Would you output each record exactly as it stands?
SUPPLIED RECORDS: Begin
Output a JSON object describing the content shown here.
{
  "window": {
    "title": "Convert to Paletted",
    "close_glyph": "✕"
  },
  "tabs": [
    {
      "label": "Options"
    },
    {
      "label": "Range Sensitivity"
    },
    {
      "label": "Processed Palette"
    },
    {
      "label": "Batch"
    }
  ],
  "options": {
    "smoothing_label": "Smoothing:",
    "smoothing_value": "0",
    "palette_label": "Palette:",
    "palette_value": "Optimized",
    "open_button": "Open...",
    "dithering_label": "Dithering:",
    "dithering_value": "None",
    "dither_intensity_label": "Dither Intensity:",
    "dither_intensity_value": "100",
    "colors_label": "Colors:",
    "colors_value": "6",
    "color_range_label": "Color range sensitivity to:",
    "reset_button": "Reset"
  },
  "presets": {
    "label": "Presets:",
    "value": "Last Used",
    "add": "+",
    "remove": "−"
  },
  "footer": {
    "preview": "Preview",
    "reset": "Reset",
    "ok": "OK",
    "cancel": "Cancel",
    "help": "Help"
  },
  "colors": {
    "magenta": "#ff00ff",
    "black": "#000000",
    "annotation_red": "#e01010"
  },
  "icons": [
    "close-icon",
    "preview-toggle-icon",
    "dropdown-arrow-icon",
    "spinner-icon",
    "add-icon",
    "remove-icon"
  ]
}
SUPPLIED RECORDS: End
» ANSWER BOX
Output a JSON object describing the content shown here.
{
  "window": {
    "title": "Convert to Paletted",
    "close_glyph": "✕"
  },
  "tabs": [
    {
      "label": "Options"
    },
    {
      "label": "Range Sensitivity"
    },
    {
      "label": "Processed Palette"
    },
    {
      "label": "Batch"
    }
  ],
  "options": {
    "smoothing_label": "Smoothing:",
    "smoothing_value": "0",
    "palette_label": "Palette:",
    "palette_value": "Optimized",
    "open_button": "Open...",
    "dithering_label": "Dithering:",
    "dithering_value": "None",
    "dither_intensity_label": "Dither Intensity:",
    "dither_intensity_value": "100",
    "colors_label": "Colors:",
    "colors_value": "6",
    "color_range_label": "Color range sensitivity to:",
    "reset_button": "Reset"
  },
  "presets": {
    "label": "Presets:",
    "value": "Last Used",
    "add": "+",
    "remove": "−"
  },
  "footer": {
    "preview": "Preview",
    "reset": "Reset",
    "ok": "OK",
    "cancel": "Cancel",
    "help": "Help"
  },
  "colors": {
    "magenta": "#ff00ff",
    "black": "#000000",
    "annotation_red": "#e01010"
  },
  "icons": [
    "close-icon",
    "preview-toggle-icon",
    "dropdown-arrow-icon",
    "spinner-icon",
    "add-icon",
    "remove-icon"
  ]
}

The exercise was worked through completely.